In recent years, there has been increasing reports of fake edible bird’s nests. Starting in the 1990s, the first comprehensive report on authentication of edible bird's nests were published. These reports demonstrated the possibility to use scanning electron microscopy, energy dispersive X-ray microanalysis, flame atomic emission spectroscopy, inductively coupled plasma-atomic emission spectroscopy, ultraviolet-visible spectroscopy and other physico-chemical techniques to determine the authenticity of edible bird's nest. These tests were difficult to run, expensive and only worked on some of the substances used to imitate birds nests. Recently, a China based research team developed a simple but accurate and reliable spectrophotometry method to determine edible bird's nest content. The method is based on the reaction between N-acetylneuramic acid and ninhydrin in acid solution. The method evaluates the internal content of N-acetylneuramic acid, a nine-carbon sugars, which is one of the major components in edible bird's nest.

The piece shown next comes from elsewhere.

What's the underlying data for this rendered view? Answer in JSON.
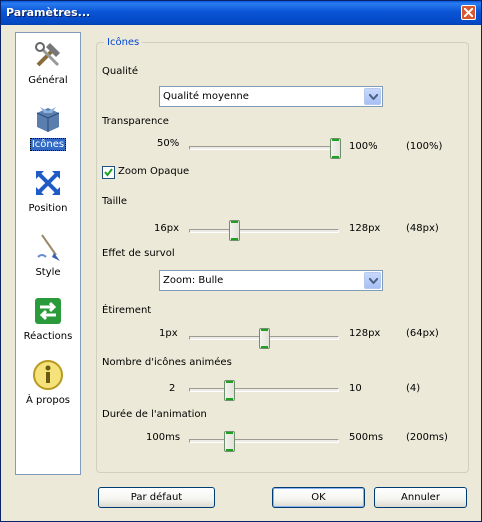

Christopher W. Runckel, a former senior US diplomat who served in many counties in Asia, is a graduate of the University of Oregon and Lewis and Clark Law School. He served as Deputy General Counsel of President Gerald Ford’s Presidential Clemency Board. Mr. Runckel is the principal and founder of Runckel & Associates, a Portland, Oregon based consulting company that assists businesses expand business opportunities in Asia. (www.business-in-asia.com)
Until April of 1999, Mr. Runckel was Minister-Counselor of the US Embassy in Beijing, China. Mr. Runckel lived and worked in Thailand for over six years. He was the first permanently assigned U.S. diplomat to return to Vietnam after the Vietnam War. In 1997, he was awarded the U.S. Department of States highest award for service, the Distinguished Honor Award, for his contribution to improving U.S.-Vietnam relations. Mr. Runckel is one of only two non-Ambassadors to receive this award in the 200-year history of the U.S. diplomatic service.